• EXERCISE MATERIAL
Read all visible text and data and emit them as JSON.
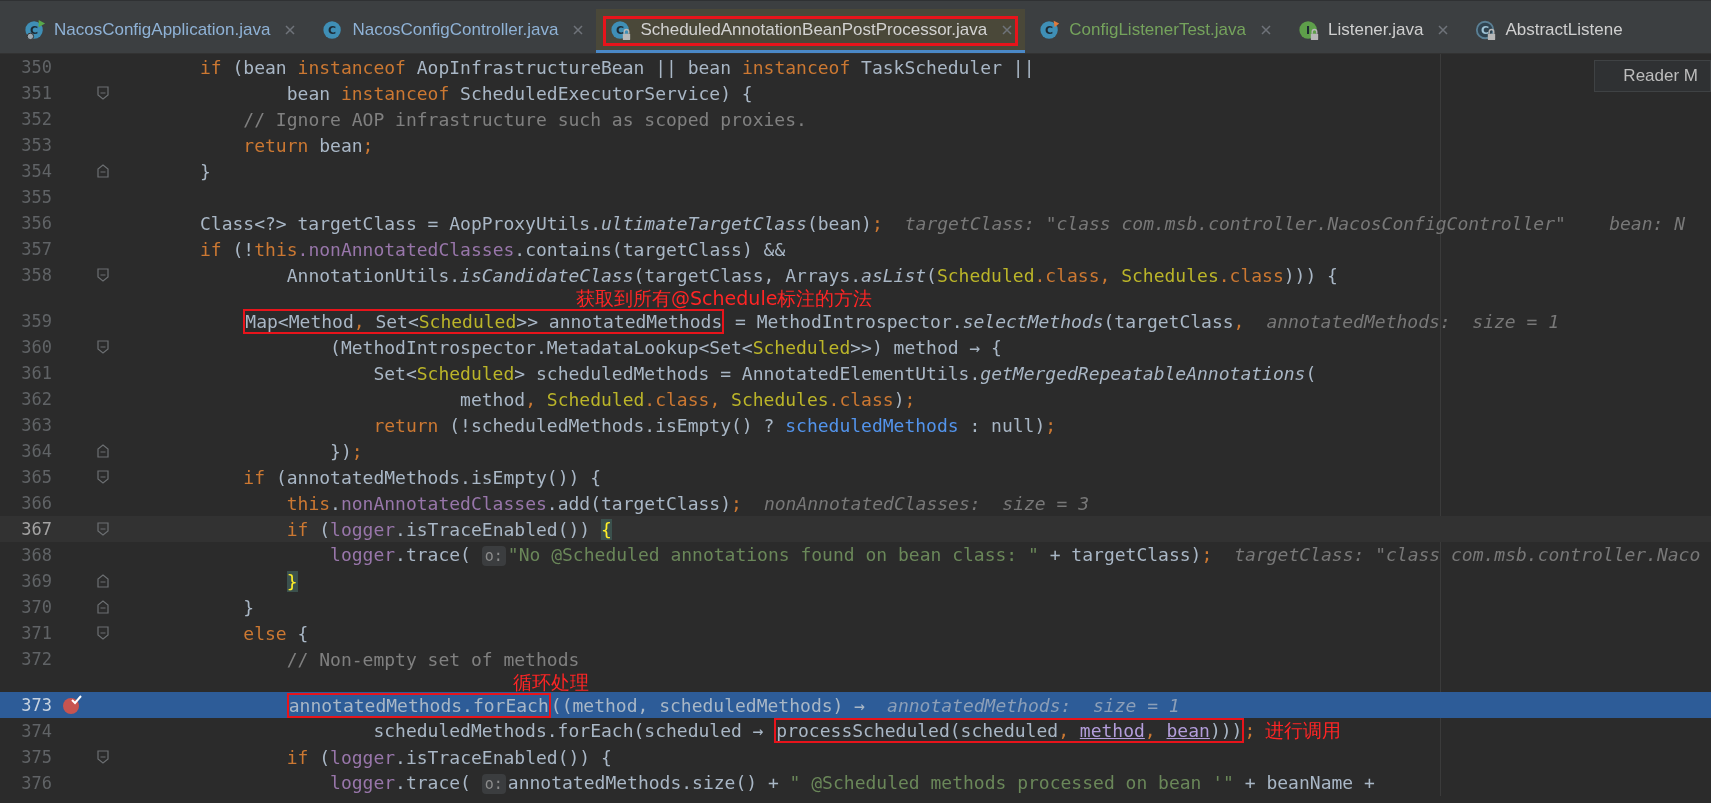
{
  "tabs": [
    {
      "label": "NacosConfigApplication.java",
      "selected": false,
      "closable": true,
      "color": "#8fb2d6",
      "icon": {
        "kind": "application",
        "letter": "C",
        "locked": false
      }
    },
    {
      "label": "NacosConfigController.java",
      "selected": false,
      "closable": true,
      "color": "#8fb2d6",
      "icon": {
        "kind": "class",
        "letter": "C",
        "locked": false
      }
    },
    {
      "label": "ScheduledAnnotationBeanPostProcessor.java",
      "selected": true,
      "closable": true,
      "color": "#d2d2d2",
      "icon": {
        "kind": "class",
        "letter": "C",
        "locked": true
      },
      "boxed": true
    },
    {
      "label": "ConfigListenerTest.java",
      "selected": false,
      "closable": true,
      "color": "#75a35c",
      "icon": {
        "kind": "test",
        "letter": "C",
        "locked": false
      }
    },
    {
      "label": "Listener.java",
      "selected": false,
      "closable": true,
      "color": "#cfcfcf",
      "icon": {
        "kind": "interface",
        "letter": "I",
        "locked": true
      }
    },
    {
      "label": "AbstractListene",
      "selected": false,
      "closable": false,
      "color": "#cfcfcf",
      "icon": {
        "kind": "abstract",
        "letter": "C",
        "locked": true
      }
    }
  ],
  "reader_mode": "Reader M",
  "lines": [
    {
      "number": "350",
      "current": false,
      "caret": false,
      "breakpoint": false,
      "tokens": [
        {
          "text": "if",
          "kind": "keyword"
        },
        {
          "text": " (bean ",
          "kind": "plain"
        },
        {
          "text": "instanceof",
          "kind": "keyword"
        },
        {
          "text": " AopInfrastructureBean || bean ",
          "kind": "plain"
        },
        {
          "text": "instanceof",
          "kind": "keyword"
        },
        {
          "text": " TaskScheduler ||",
          "kind": "plain"
        }
      ]
    },
    {
      "number": "351",
      "current": false,
      "caret": false,
      "breakpoint": false,
      "fold": {
        "kind": "start"
      },
      "tokens": [
        {
          "text": "        bean ",
          "kind": "plain"
        },
        {
          "text": "instanceof",
          "kind": "keyword"
        },
        {
          "text": " ScheduledExecutorService) {",
          "kind": "plain"
        }
      ]
    },
    {
      "number": "352",
      "current": false,
      "caret": false,
      "breakpoint": false,
      "tokens": [
        {
          "text": "    // Ignore AOP infrastructure such as scoped proxies.",
          "kind": "comment"
        }
      ]
    },
    {
      "number": "353",
      "current": false,
      "caret": false,
      "breakpoint": false,
      "tokens": [
        {
          "text": "    return",
          "kind": "keyword"
        },
        {
          "text": " bean",
          "kind": "plain"
        },
        {
          "text": ";",
          "kind": "keyword"
        }
      ]
    },
    {
      "number": "354",
      "current": false,
      "caret": false,
      "breakpoint": false,
      "fold": {
        "kind": "end"
      },
      "tokens": [
        {
          "text": "}",
          "kind": "plain"
        }
      ]
    },
    {
      "number": "355",
      "current": false,
      "caret": false,
      "breakpoint": false
    },
    {
      "number": "356",
      "current": false,
      "caret": false,
      "breakpoint": false,
      "tokens": [
        {
          "text": "Class<?> targetClass = AopProxyUtils.",
          "kind": "plain"
        },
        {
          "text": "ultimateTargetClass",
          "kind": "italic"
        },
        {
          "text": "(bean)",
          "kind": "plain"
        },
        {
          "text": ";",
          "kind": "keyword"
        },
        {
          "text": "targetClass: \"class com.msb.controller.NacosConfigController\"    bean: N",
          "kind": "debug"
        }
      ]
    },
    {
      "number": "357",
      "current": false,
      "caret": false,
      "breakpoint": false,
      "tokens": [
        {
          "text": "if",
          "kind": "keyword"
        },
        {
          "text": " (!",
          "kind": "plain"
        },
        {
          "text": "this",
          "kind": "keyword"
        },
        {
          "text": ".nonAnnotatedClasses",
          "kind": "field"
        },
        {
          "text": ".contains(targetClass) &&",
          "kind": "plain"
        }
      ]
    },
    {
      "number": "358",
      "current": false,
      "caret": false,
      "breakpoint": false,
      "fold": {
        "kind": "start"
      },
      "tokens": [
        {
          "text": "        AnnotationUtils.",
          "kind": "plain"
        },
        {
          "text": "isCandidateClass",
          "kind": "italic"
        },
        {
          "text": "(targetClass, Arrays.",
          "kind": "plain"
        },
        {
          "text": "asList",
          "kind": "italic"
        },
        {
          "text": "(",
          "kind": "plain"
        },
        {
          "text": "Scheduled",
          "kind": "annotation"
        },
        {
          "text": ".class, ",
          "kind": "keyword"
        },
        {
          "text": "Schedules",
          "kind": "annotation"
        },
        {
          "text": ".class",
          "kind": "keyword"
        },
        {
          "text": "))) {",
          "kind": "plain"
        }
      ]
    },
    {
      "number": "359",
      "current": false,
      "caret": false,
      "breakpoint": false,
      "tokens": [
        {
          "kind": "box",
          "note": "获取到所有@Schedule标注的方法",
          "tokens": [
            {
              "text": "    Map<Method",
              "kind": "plain"
            },
            {
              "text": ",",
              "kind": "keyword"
            },
            {
              "text": " Set<",
              "kind": "plain"
            },
            {
              "text": "Scheduled",
              "kind": "annotation"
            },
            {
              "text": ">> annotatedMethods",
              "kind": "plain"
            }
          ]
        },
        {
          "text": " = MethodIntrospector.",
          "kind": "plain"
        },
        {
          "text": "selectMethods",
          "kind": "italic"
        },
        {
          "text": "(targetClass",
          "kind": "plain"
        },
        {
          "text": ",",
          "kind": "keyword"
        },
        {
          "text": "annotatedMethods:  size = 1",
          "kind": "debug"
        }
      ]
    },
    {
      "number": "360",
      "current": false,
      "caret": false,
      "breakpoint": false,
      "fold": {
        "kind": "start"
      },
      "tokens": [
        {
          "text": "            (MethodIntrospector.MetadataLookup<Set<",
          "kind": "plain"
        },
        {
          "text": "Scheduled",
          "kind": "annotation"
        },
        {
          "text": ">>) method → {",
          "kind": "plain"
        }
      ]
    },
    {
      "number": "361",
      "current": false,
      "caret": false,
      "breakpoint": false,
      "tokens": [
        {
          "text": "                Set<",
          "kind": "plain"
        },
        {
          "text": "Scheduled",
          "kind": "annotation"
        },
        {
          "text": "> scheduledMethods = AnnotatedElementUtils.",
          "kind": "plain"
        },
        {
          "text": "getMergedRepeatableAnnotations",
          "kind": "italic"
        },
        {
          "text": "(",
          "kind": "plain"
        }
      ]
    },
    {
      "number": "362",
      "current": false,
      "caret": false,
      "breakpoint": false,
      "tokens": [
        {
          "text": "                        method",
          "kind": "plain"
        },
        {
          "text": ", ",
          "kind": "keyword"
        },
        {
          "text": "Scheduled",
          "kind": "annotation"
        },
        {
          "text": ".class, ",
          "kind": "keyword"
        },
        {
          "text": "Schedules",
          "kind": "annotation"
        },
        {
          "text": ".class",
          "kind": "keyword"
        },
        {
          "text": ")",
          "kind": "plain"
        },
        {
          "text": ";",
          "kind": "keyword"
        }
      ]
    },
    {
      "number": "363",
      "current": false,
      "caret": false,
      "breakpoint": false,
      "tokens": [
        {
          "text": "                return",
          "kind": "keyword"
        },
        {
          "text": " (!scheduledMethods.isEmpty() ? ",
          "kind": "plain"
        },
        {
          "text": "scheduledMethods",
          "kind": "local"
        },
        {
          "text": " : null)",
          "kind": "plain"
        },
        {
          "text": ";",
          "kind": "keyword"
        }
      ]
    },
    {
      "number": "364",
      "current": false,
      "caret": false,
      "breakpoint": false,
      "fold": {
        "kind": "end"
      },
      "tokens": [
        {
          "text": "            })",
          "kind": "plain"
        },
        {
          "text": ";",
          "kind": "keyword"
        }
      ]
    },
    {
      "number": "365",
      "current": false,
      "caret": false,
      "breakpoint": false,
      "fold": {
        "kind": "start"
      },
      "tokens": [
        {
          "text": "    if",
          "kind": "keyword"
        },
        {
          "text": " (annotatedMethods.isEmpty()) {",
          "kind": "plain"
        }
      ]
    },
    {
      "number": "366",
      "current": false,
      "caret": false,
      "breakpoint": false,
      "tokens": [
        {
          "text": "        this",
          "kind": "keyword"
        },
        {
          "text": ".",
          "kind": "plain"
        },
        {
          "text": "nonAnnotatedClasses",
          "kind": "field"
        },
        {
          "text": ".add(targetClass)",
          "kind": "plain"
        },
        {
          "text": ";",
          "kind": "keyword"
        },
        {
          "text": "nonAnnotatedClasses:  size = 3",
          "kind": "debug"
        }
      ]
    },
    {
      "number": "367",
      "current": false,
      "caret": true,
      "breakpoint": false,
      "fold": {
        "kind": "start"
      },
      "tokens": [
        {
          "text": "        if",
          "kind": "keyword"
        },
        {
          "text": " (",
          "kind": "plain"
        },
        {
          "text": "logger",
          "kind": "field"
        },
        {
          "text": ".isTraceEnabled()) ",
          "kind": "plain"
        },
        {
          "text": "{",
          "kind": "brace"
        }
      ]
    },
    {
      "number": "368",
      "current": false,
      "caret": false,
      "breakpoint": false,
      "tokens": [
        {
          "text": "            logger",
          "kind": "field"
        },
        {
          "text": ".trace( ",
          "kind": "plain"
        },
        {
          "text": "o:",
          "kind": "hint"
        },
        {
          "text": "\"No @Scheduled annotations found on bean class: \"",
          "kind": "string"
        },
        {
          "text": " + targetClass)",
          "kind": "plain"
        },
        {
          "text": ";",
          "kind": "keyword"
        },
        {
          "text": "targetClass: \"class com.msb.controller.Naco",
          "kind": "debug"
        }
      ]
    },
    {
      "number": "369",
      "current": false,
      "caret": false,
      "breakpoint": false,
      "fold": {
        "kind": "end"
      },
      "tokens": [
        {
          "text": "        }",
          "kind": "brace"
        }
      ]
    },
    {
      "number": "370",
      "current": false,
      "caret": false,
      "breakpoint": false,
      "fold": {
        "kind": "end"
      },
      "tokens": [
        {
          "text": "    }",
          "kind": "plain"
        }
      ]
    },
    {
      "number": "371",
      "current": false,
      "caret": false,
      "breakpoint": false,
      "fold": {
        "kind": "start"
      },
      "tokens": [
        {
          "text": "    else",
          "kind": "keyword"
        },
        {
          "text": " {",
          "kind": "plain"
        }
      ]
    },
    {
      "number": "372",
      "current": false,
      "caret": false,
      "breakpoint": false,
      "tokens": [
        {
          "text": "        // Non-empty set of methods",
          "kind": "comment"
        }
      ]
    },
    {
      "number": "373",
      "current": true,
      "caret": false,
      "breakpoint": true,
      "tokens": [
        {
          "kind": "box",
          "note": "循环处理",
          "tokens": [
            {
              "text": "        annotatedMethods.forEach",
              "kind": "plain"
            }
          ]
        },
        {
          "text": "((method, scheduledMethods) →",
          "kind": "plain"
        },
        {
          "text": "annotatedMethods:  size = 1",
          "kind": "debug"
        }
      ]
    },
    {
      "number": "374",
      "current": false,
      "caret": false,
      "breakpoint": false,
      "tokens": [
        {
          "text": "                scheduledMethods.forEach(scheduled → ",
          "kind": "plain"
        },
        {
          "kind": "box",
          "tokens": [
            {
              "text": "processScheduled(scheduled",
              "kind": "plain"
            },
            {
              "text": ", ",
              "kind": "keyword"
            },
            {
              "text": "method",
              "kind": "param"
            },
            {
              "text": ", ",
              "kind": "keyword"
            },
            {
              "text": "bean",
              "kind": "param"
            },
            {
              "text": ")))",
              "kind": "plain"
            }
          ]
        },
        {
          "text": ";",
          "kind": "keyword"
        },
        {
          "text": "进行调用",
          "kind": "note"
        }
      ]
    },
    {
      "number": "375",
      "current": false,
      "caret": false,
      "breakpoint": false,
      "fold": {
        "kind": "start"
      },
      "tokens": [
        {
          "text": "        if",
          "kind": "keyword"
        },
        {
          "text": " (",
          "kind": "plain"
        },
        {
          "text": "logger",
          "kind": "field"
        },
        {
          "text": ".isTraceEnabled()) {",
          "kind": "plain"
        }
      ]
    },
    {
      "number": "376",
      "current": false,
      "caret": false,
      "breakpoint": false,
      "tokens": [
        {
          "text": "            logger",
          "kind": "field"
        },
        {
          "text": ".trace( ",
          "kind": "plain"
        },
        {
          "text": "o:",
          "kind": "hint"
        },
        {
          "text": "annotatedMethods.size() + ",
          "kind": "plain"
        },
        {
          "text": "\" @Scheduled methods processed on bean '\"",
          "kind": "string"
        },
        {
          "text": " + beanName +",
          "kind": "plain"
        }
      ]
    }
  ]
}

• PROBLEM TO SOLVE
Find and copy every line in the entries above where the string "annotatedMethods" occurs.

• RESULT
              "text": ">> annotatedMethods",
          "text": "annotatedMethods:  size = 1",
          "text": " (annotatedMethods.isEmpty()) {",
              "text": "        annotatedMethods.forEach",
          "text": "annotatedMethods:  size = 1",
          "text": "annotatedMethods.size() + ",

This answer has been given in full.